While the reconfiguration of the portfolio has gone remarkably well overall, the breakthrough in healthcare has hit a snag with the massive recall of faulty fans. The case cost CEO Frans van Houten, the architect of Philips' new strategy, his job.

After extreme fears - a litigation that would cost billions of dollars to settle with the civil parties - the bill will finally be less expensive than expected: this is precisely what we learn from the results of the first quarter of 2023, published yesterday.

Philips has set aside EUR600 million to put the case behind it. In a timely and somewhat inelegant manner, the group seized the opportunity to resize its payroll, and fired 5% of its employees. This should eventually generate EUR 300 million in savings per year.

Recently, Philips was aiming to return to a turnover of EUR 23 billion by 2025 - a level it has not seen for 15 years. In fact, it is difficult to see how it will achieve this. Its turnover for the last quarter reached EUR 4.2 billion, or EUR 16.8 billion on an annualized basis.

So there are still a lot of billions to be found to meet the target. This will not be obvious from the point of view of organic growth, since at this stage there is none - nominal growth in revenues compared with the previous year is equal to or even lower than inflation.

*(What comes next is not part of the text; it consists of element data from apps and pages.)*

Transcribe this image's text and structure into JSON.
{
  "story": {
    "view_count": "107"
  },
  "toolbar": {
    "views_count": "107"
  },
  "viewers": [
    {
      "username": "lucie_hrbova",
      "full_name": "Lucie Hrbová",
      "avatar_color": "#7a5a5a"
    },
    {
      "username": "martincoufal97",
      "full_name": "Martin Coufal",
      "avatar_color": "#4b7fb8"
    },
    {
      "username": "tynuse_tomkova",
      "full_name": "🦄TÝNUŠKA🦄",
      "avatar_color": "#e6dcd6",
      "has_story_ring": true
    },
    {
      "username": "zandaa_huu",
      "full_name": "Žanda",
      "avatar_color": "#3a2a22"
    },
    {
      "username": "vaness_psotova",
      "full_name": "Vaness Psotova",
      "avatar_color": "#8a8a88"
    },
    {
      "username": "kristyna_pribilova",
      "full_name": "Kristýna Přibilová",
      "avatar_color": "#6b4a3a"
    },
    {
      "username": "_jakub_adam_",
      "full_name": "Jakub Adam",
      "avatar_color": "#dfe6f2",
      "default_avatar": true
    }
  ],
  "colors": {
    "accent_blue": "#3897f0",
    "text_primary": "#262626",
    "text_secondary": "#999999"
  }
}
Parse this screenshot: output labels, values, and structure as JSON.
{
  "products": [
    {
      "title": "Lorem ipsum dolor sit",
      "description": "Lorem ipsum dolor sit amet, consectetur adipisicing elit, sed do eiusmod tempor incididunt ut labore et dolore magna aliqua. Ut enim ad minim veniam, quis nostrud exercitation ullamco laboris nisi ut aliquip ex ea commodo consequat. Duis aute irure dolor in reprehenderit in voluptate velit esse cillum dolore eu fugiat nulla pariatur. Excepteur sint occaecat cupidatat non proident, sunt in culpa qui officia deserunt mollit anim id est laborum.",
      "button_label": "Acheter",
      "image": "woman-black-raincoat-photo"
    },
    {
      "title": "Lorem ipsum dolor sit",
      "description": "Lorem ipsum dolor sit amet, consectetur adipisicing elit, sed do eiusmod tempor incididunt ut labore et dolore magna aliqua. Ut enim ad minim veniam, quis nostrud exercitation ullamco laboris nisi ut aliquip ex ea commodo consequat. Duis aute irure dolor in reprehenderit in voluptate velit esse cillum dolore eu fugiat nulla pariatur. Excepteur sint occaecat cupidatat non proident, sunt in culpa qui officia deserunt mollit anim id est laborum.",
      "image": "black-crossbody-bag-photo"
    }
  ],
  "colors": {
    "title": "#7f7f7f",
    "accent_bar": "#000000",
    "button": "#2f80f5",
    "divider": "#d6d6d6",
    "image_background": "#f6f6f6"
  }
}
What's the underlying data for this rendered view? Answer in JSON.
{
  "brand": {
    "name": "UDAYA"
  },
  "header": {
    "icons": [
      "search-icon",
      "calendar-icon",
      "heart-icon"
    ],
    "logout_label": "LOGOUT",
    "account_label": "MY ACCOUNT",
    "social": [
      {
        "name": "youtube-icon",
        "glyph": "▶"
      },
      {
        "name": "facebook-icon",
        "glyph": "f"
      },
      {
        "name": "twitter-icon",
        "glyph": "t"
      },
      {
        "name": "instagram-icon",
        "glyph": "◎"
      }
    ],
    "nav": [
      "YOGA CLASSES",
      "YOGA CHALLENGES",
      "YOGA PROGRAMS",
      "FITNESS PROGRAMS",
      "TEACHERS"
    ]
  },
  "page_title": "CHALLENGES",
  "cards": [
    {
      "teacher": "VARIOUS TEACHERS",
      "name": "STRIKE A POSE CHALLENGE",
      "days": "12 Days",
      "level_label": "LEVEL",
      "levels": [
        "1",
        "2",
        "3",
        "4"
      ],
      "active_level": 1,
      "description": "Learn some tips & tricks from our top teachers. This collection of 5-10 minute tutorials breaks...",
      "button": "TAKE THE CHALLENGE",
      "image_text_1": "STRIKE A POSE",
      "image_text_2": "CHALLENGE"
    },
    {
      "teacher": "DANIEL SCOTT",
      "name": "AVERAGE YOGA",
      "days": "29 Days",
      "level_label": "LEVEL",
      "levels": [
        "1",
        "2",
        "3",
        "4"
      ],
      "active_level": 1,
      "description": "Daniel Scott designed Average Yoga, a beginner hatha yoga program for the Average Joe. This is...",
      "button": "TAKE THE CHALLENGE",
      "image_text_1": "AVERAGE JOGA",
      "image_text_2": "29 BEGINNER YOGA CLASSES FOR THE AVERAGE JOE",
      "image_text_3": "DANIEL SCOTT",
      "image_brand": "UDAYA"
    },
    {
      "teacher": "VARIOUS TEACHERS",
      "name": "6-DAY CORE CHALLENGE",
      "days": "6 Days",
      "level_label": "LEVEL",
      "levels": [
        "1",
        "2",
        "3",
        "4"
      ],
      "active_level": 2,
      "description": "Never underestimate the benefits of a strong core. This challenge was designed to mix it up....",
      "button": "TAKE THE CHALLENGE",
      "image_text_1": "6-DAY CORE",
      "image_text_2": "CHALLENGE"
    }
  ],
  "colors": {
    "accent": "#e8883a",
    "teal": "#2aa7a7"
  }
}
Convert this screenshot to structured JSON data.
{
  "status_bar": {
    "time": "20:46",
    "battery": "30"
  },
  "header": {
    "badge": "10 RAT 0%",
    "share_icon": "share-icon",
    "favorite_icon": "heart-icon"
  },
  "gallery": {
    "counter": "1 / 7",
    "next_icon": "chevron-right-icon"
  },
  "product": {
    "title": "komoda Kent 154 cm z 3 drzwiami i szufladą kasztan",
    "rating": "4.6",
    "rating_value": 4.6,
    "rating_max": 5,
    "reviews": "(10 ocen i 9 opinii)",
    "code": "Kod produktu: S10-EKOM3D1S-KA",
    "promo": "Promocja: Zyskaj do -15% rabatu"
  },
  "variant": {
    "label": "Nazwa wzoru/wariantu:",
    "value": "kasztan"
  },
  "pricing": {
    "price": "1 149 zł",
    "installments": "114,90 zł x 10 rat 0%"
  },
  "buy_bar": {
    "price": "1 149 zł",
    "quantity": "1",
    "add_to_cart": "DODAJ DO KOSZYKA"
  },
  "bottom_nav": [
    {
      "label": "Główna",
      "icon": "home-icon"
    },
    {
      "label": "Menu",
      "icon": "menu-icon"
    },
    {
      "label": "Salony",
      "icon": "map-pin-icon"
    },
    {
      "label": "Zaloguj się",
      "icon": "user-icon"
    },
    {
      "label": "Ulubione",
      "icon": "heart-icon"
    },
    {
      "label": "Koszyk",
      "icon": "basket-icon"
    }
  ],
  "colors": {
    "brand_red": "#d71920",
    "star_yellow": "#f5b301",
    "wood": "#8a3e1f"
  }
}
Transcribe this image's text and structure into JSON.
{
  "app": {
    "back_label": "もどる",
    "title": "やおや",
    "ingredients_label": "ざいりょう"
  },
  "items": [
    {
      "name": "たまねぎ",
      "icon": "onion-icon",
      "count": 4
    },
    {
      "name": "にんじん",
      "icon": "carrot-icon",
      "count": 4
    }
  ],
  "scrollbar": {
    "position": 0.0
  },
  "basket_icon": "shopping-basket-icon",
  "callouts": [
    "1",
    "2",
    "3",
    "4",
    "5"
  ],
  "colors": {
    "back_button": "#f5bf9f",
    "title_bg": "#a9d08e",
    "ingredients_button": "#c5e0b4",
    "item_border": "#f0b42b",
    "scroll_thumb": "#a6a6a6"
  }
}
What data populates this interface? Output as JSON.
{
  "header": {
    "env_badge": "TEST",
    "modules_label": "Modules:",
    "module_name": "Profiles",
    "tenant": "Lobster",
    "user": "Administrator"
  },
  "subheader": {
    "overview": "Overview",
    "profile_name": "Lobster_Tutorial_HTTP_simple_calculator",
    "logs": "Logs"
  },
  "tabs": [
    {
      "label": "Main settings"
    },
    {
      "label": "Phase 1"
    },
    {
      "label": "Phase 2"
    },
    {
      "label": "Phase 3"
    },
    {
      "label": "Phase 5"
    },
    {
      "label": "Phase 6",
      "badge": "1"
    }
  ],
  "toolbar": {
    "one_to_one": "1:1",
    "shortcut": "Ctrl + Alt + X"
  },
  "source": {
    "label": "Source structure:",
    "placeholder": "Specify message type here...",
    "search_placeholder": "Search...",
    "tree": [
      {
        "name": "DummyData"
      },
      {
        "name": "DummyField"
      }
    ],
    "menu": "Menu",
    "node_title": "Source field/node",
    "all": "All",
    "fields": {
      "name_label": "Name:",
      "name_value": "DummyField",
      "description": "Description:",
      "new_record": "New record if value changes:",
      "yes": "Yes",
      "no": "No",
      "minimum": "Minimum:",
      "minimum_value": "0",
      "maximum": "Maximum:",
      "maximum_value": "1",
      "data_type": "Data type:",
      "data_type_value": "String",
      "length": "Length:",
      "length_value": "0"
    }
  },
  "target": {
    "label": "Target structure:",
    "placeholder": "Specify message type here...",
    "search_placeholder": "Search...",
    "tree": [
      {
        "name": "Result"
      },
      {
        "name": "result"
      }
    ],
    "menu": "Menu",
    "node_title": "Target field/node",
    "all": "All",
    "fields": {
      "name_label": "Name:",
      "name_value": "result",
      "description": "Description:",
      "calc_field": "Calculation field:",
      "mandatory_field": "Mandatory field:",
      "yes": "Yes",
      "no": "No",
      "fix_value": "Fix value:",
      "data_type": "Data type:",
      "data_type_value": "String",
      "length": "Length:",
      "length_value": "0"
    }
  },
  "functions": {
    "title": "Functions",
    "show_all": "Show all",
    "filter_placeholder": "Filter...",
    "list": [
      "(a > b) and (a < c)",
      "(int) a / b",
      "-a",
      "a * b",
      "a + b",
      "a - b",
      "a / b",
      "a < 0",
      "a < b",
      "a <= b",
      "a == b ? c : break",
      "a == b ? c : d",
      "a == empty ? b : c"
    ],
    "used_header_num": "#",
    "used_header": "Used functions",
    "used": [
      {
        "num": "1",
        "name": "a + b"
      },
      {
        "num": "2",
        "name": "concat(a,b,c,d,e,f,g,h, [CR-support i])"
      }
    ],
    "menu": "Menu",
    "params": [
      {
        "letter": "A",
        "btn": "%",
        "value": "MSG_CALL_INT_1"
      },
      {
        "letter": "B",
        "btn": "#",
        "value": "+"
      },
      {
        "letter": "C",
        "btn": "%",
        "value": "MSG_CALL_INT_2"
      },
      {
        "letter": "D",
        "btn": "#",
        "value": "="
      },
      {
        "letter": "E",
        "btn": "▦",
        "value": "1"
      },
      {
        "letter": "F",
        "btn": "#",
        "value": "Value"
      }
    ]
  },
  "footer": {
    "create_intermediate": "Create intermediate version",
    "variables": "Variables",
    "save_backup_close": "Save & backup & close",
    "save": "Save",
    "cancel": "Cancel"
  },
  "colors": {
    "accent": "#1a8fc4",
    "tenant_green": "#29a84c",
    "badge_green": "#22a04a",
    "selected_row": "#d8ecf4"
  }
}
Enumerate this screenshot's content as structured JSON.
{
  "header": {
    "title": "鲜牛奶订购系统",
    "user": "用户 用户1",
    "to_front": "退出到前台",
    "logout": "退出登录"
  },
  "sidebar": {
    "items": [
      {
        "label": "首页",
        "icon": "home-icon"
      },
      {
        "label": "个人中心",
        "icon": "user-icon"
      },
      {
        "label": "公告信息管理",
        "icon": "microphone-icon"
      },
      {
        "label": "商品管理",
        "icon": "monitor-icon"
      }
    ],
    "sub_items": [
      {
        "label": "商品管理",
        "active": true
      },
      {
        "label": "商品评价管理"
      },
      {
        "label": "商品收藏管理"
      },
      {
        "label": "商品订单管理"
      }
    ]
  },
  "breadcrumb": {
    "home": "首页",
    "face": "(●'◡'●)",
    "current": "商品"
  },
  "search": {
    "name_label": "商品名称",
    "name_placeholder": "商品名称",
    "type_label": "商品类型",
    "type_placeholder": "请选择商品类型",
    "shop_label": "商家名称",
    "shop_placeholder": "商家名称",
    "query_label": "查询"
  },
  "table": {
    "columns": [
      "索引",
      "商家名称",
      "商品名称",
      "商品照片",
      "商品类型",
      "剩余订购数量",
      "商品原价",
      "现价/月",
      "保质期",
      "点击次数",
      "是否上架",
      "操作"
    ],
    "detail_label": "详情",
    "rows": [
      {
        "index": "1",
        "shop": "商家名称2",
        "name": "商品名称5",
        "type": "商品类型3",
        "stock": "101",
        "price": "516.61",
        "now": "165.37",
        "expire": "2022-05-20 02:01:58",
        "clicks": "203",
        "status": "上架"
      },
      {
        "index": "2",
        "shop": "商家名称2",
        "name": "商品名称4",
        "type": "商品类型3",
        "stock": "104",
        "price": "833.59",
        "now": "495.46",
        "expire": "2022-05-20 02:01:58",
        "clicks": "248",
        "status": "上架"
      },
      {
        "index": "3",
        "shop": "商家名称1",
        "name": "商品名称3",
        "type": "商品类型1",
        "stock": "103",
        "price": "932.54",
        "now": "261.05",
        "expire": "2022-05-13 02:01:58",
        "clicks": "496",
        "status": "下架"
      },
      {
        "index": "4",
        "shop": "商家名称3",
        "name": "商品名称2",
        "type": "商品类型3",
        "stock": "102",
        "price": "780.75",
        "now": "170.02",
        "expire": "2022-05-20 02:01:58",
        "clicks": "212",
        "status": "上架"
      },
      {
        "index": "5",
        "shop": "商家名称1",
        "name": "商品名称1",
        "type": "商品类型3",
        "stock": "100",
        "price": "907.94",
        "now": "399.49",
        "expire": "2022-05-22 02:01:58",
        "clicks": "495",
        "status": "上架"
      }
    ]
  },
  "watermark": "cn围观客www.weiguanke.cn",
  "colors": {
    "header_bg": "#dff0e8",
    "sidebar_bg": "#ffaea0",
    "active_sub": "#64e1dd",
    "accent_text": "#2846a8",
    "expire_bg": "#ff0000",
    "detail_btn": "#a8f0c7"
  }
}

The same applies to external growth opportunities. Philips has about EUR 6 billion of net debt, so its room for maneuver is limited. Unless, of course, the group decides to cut back on its generous returns of capital - dividends and share buybacks - to shareholders, but such a choice would certainly not be well received by the market.